  6. On the last page of the wizard there is a "Finish" button. When this is clicked, the guest OS is provisioned. After a few moments a VNC window should appear. Proceed with the installation as normal.

Gestion remota

The following remote management options are available:

  • (easiest) If using non-root users via SSH, then setup instructions are at:
  • If using root for access via SSH, then create SSH keys for root, and use ssh-agent and ssh-add before launching virt-manager.
  • To use TLS, set up a local certificate authority and issue x509 certs to all servers and clients. For information on configuring this option, refer to

Administracion de sistemas huespedes

When the installation of the guest operating system is complete, it can be managed using the GUI virt-manager program or on the command line using virsh.

Gestionando huespedes con virt-manager

Start the Virtual Machine Manager. Virtual Machine Manager is in the "Applications-->System Tools" menu, or execute:

su -c "virt-manager"

{1} If you are not root, you will be prompted to enter the root password. ChooseRun unprivileged to operate in a read-only non-root mode.

  • Choose the host you wish to manage and click "Connect" in the "Open Connection" dialog window.
  • The list of virtual machines is displayed in the main window. Guests that are running will display a ">" icon. Guests that are not running will be greyed out.
  • To manage a particular guest, double click on it, or right click and select "Open".
  • A new window for the guest will open that will allow you to use its console, see information about its virtual hardware and start/stop/pause it.

For further information about virt-manager consult the project website

Bugs in the virt-manager tool should be reported in BugZilla against the 'virt-manager' component

Gestionando huespedes con virsh

The virsh command line utility that allows you to manage virtual machines. Guests can be managed on the command line with the virsh utility. The virsh utility is built around the libvirt management APIl:

  • virsh has a stable set of commands whose syntax and semantics are preserved across updates to the underlying virtualization platform.
  • virsh can be used as an unprivileged user for read-only operations (e.g. listing domains, listing domain statistics).
  • virsh can manage domains running under Xen, Qemu/KVM, esx or other backends with no perceptible difference to the user
A valid URI may be passed to virsh with "-c' to connect to a remote libvirtd instance.
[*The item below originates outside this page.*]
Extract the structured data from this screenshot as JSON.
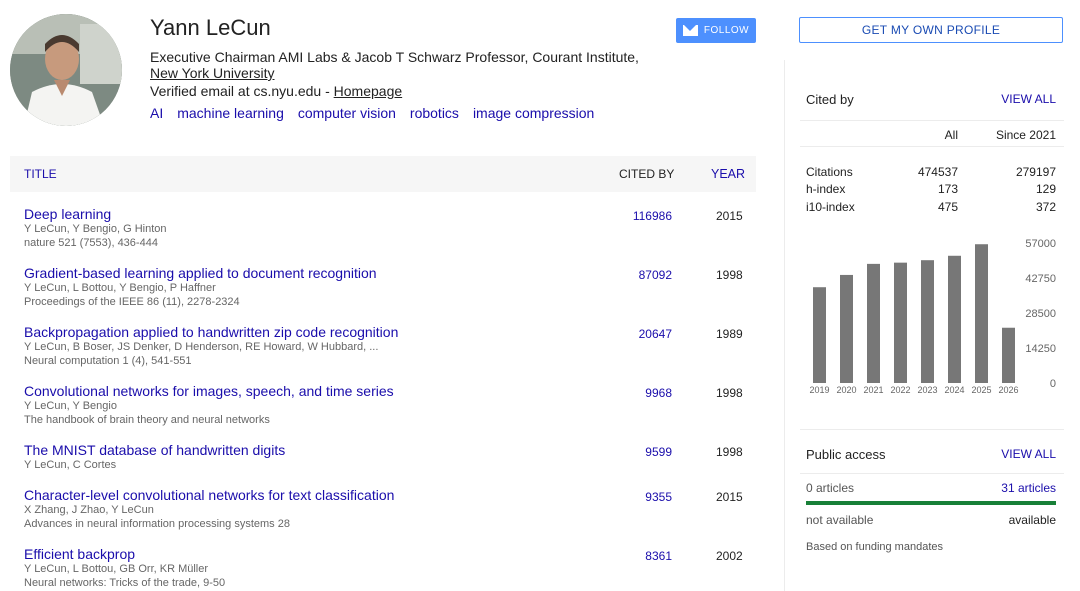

For details, see

To start a virtual machine:

su -c "virsh create <name of virtual machine>"

To list the virtual machines currently running:

su -c "virsh list"

To list all virtual machines, running or not:

su -c "virsh list --all"

To gracefully power off a guest:

su -c "virsh shutdown <virtual machine (name | id | uuid)>"

To non gracefully power off a guest:

su -c "virsh destroy <virtual machine (name | id | uuid)>"

To save a snapshot of the machine to a file:

su -c "virsh save <virtual machine (name | id | uuid)> <filename>"

To restore a previously saved snapshot:

su -c "virsh restore <filename>"

To export the configuration file of a virtual machine:

su -c "virsh dumpxml <virtual machine (name | id | uuid)"

For a complete list of commands available for use with virsh:

su -c "virsh help"

Or consult the manual page: man 1 virsh

Bugs in the virsh tool should be reported in BugZilla against the 'libvirt' component.

Otras opciones de virtualizacion

QEMU/KVM sin Libvirt

QEMU/KVM can be invoked directly without libvirt, however you won't be able to use tools such as virt-manager, virt-install, or virsh. Plain QEMU (without KVM) can also virtualize other processor architectures like ARM or PowerPC. See How to use qemu


Fedora can run as a Xen Guest OS, but using Fedora as a Xen Host is currently not supported. There is an experimental repo available at

Resolucion de problemas, informar sobre bugs, y problemas conocides

For a list of known unresolved issues, as well as troubleshooting tips, please see How to debug virtualization problems